Anything to avoid?

The obvious question to ask when a technology is changing as profoundly as the battery technology is about to is – anything to avoid from an investment point-of-view? Anything that is likely to be phased out which could – and probably would – be detrimental to the price of the material in question?

The one that sticks out is cobalt. It is used quite extensively in the cathode, i.e. in the negatively charged electrode in the battery. Cobalt is one of the least abundant and one of the most expensive compounds used when manufacturing batteries. For many years, scientists have therefore looked at alternatives to cobalt and, finally, there seems to be a breakthrough.
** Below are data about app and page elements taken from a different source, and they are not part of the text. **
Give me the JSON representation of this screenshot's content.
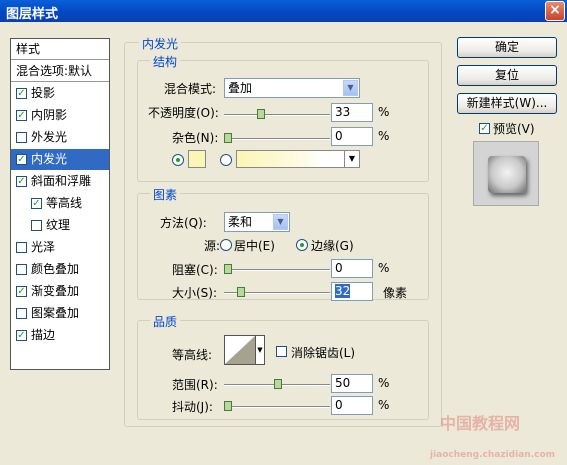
{
  "window": {
    "title": "图层样式",
    "close_glyph": "×"
  },
  "sidebar": {
    "header": "样式",
    "blend_options": "混合选项:默认",
    "items": [
      {
        "label": "投影",
        "checked": true,
        "selected": false
      },
      {
        "label": "内阴影",
        "checked": true,
        "selected": false
      },
      {
        "label": "外发光",
        "checked": false,
        "selected": false
      },
      {
        "label": "内发光",
        "checked": true,
        "selected": true
      },
      {
        "label": "斜面和浮雕",
        "checked": true,
        "selected": false
      },
      {
        "label": "等高线",
        "checked": true,
        "selected": false,
        "sub": true
      },
      {
        "label": "纹理",
        "checked": false,
        "selected": false,
        "sub": true
      },
      {
        "label": "光泽",
        "checked": false,
        "selected": false
      },
      {
        "label": "颜色叠加",
        "checked": false,
        "selected": false
      },
      {
        "label": "渐变叠加",
        "checked": true,
        "selected": false
      },
      {
        "label": "图案叠加",
        "checked": false,
        "selected": false
      },
      {
        "label": "描边",
        "checked": true,
        "selected": false
      }
    ]
  },
  "panel": {
    "title": "内发光",
    "structure": {
      "title": "结构",
      "blend_mode_label": "混合模式:",
      "blend_mode_value": "叠加",
      "opacity_label": "不透明度(O):",
      "opacity_value": "33",
      "opacity_unit": "%",
      "noise_label": "杂色(N):",
      "noise_value": "0",
      "noise_unit": "%",
      "color_swatch": "#fbf6b5"
    },
    "elements": {
      "title": "图素",
      "technique_label": "方法(Q):",
      "technique_value": "柔和",
      "source_label": "源:",
      "source_center": "居中(E)",
      "source_edge": "边缘(G)",
      "choke_label": "阻塞(C):",
      "choke_value": "0",
      "choke_unit": "%",
      "size_label": "大小(S):",
      "size_value": "32",
      "size_unit": "像素"
    },
    "quality": {
      "title": "品质",
      "contour_label": "等高线:",
      "antialias_label": "消除锯齿(L)",
      "range_label": "范围(R):",
      "range_value": "50",
      "range_unit": "%",
      "jitter_label": "抖动(J):",
      "jitter_value": "0",
      "jitter_unit": "%"
    }
  },
  "buttons": {
    "ok": "确定",
    "reset": "复位",
    "new_style": "新建样式(W)...",
    "preview": "预览(V)"
  },
  "watermark": {
    "line1": "中国教程网",
    "line2": "jiaocheng.chazidian.com"
  }
}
Researchers at University of Texas have found that that they can achieve the same results with a mix of nickel, manganese and aluminium as they can with cobalt. A mix of those three minerals will meaningfully reduce the cost of the battery, so a switch could be imminent, if the method used in Texas can be commercialised.

Secondly, if the ongoing research project at University of California that I mentioned earlier stands the test of time, graphite could potentially also be phased out down the road. I am less concerned about graphite than I am about cobalt, though, as the new graphene technology has so many other potential applications.

Nanografi Co. has provided much detail on this opportunity set – see for example here. As you can see, the application opportunities for graphene go way beyond lithium-ion batteries; which is why graphite is likely to turn into one of the key raw materials of the 21st century, graphite anodes or not.

Final few words

I haven’t mentioned copper at all yet, which I should before wrapping this paper up. The use of copper will grow immensely as transportation is electrified. Allow me to share a few data points with you. A conventional (ICE) vehicle typically contains 10-20 kg of copper depending on size and how much in the car is electrified (windows, etc.). A hybrid EV contains about 40 kg of copper, a plug-in hybrid EV about 60 kg, and an EV ‘proper’ no less than 80 kg. Even more noteworthy, an electric bus, of which there are more and more, contains a whopping 370 kg (source: Mining Technology).

There can therefore be no doubt that demand for copper will be boosted by the conversion from ICEs to EVs. The reason I am not jumping up and down in delight has to do with the cyclicality of copper. There is a reason copper is nicknamed Dr. Copper. Rising or slowing demand for copper has always been a pretty reliable leading indicator of turning points in the economy. Copper is probably the most cyclical of all the base metals and, as you know, I am not exactly bullish on the global economy as things stand. That said, could rising demand for copper from the car industry overwhelm slowing demand elsewhere? Maybe, but more work shall be required before I can reach any such conclusion.

With that observation, I shall finish this Part IV of my paper on investing in natural resources in a changing world. In Part I, I zoomed in on what is called primary energy – those fuel types that are used by power plants every day to generate electricity. In Part II – sub-titled The Fossil Fuel-Free Energy of the Future – I looked at which energy forms that are likely to ultimately replace fossil fuels, and Part III was about water and why a major crisis to do with water scarcity is looming. Finally, in this Part IV, I have tried to identify which raw materials that are most likely to benefit from electrification of everything.

That leaves only one issue to be addressed – how should investors position themselves for a largely fossil fuel-free future? That will be the question I will tackle in Part V which I aim to finish in about a month’s time.

Until then – stay safe!

Niels C. Jensen

26 August 2020

About the Author

Niels Clemen Jensen founded Absolute Return Partners in 2002 and is Chief Investment Officer. He has over 30 years of investment banking and investment management experience and is author of The Absolute Return Letter.

In 2018, Harriman House published The End of Indexing, Niels' first book.